◆ **Exercise**: All of the entries below should be returned verbatim, apart from the pictures.

◆ **Material provided**:
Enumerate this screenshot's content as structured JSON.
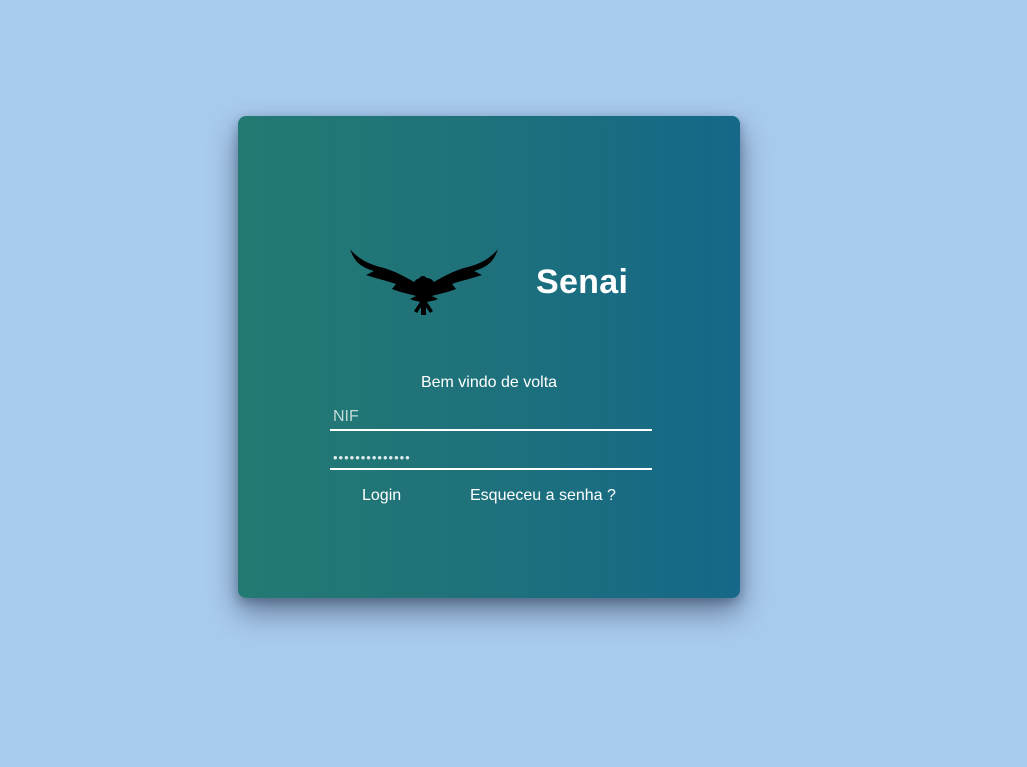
{
  "brand": {
    "logo_icon": "eagle-icon",
    "name": "Senai"
  },
  "form": {
    "welcome_text": "Bem vindo de volta",
    "nif_placeholder": "NIF",
    "nif_value": "",
    "password_value": "••••••••••••••",
    "login_label": "Login",
    "forgot_label": "Esqueceu a senha ?"
  },
  "colors": {
    "page_background": "#a9cbef",
    "card_gradient_start": "#237a72",
    "card_gradient_end": "#156888",
    "text": "#ffffff",
    "logo": "#000000"
  }
}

◆ **Task result**:
Enumerate this screenshot's content as structured JSON.
{
  "brand": {
    "logo_icon": "eagle-icon",
    "name": "Senai"
  },
  "form": {
    "welcome_text": "Bem vindo de volta",
    "nif_placeholder": "NIF",
    "nif_value": "",
    "password_value": "••••••••••••••",
    "login_label": "Login",
    "forgot_label": "Esqueceu a senha ?"
  },
  "colors": {
    "page_background": "#a9cbef",
    "card_gradient_start": "#237a72",
    "card_gradient_end": "#156888",
    "text": "#ffffff",
    "logo": "#000000"
  }
}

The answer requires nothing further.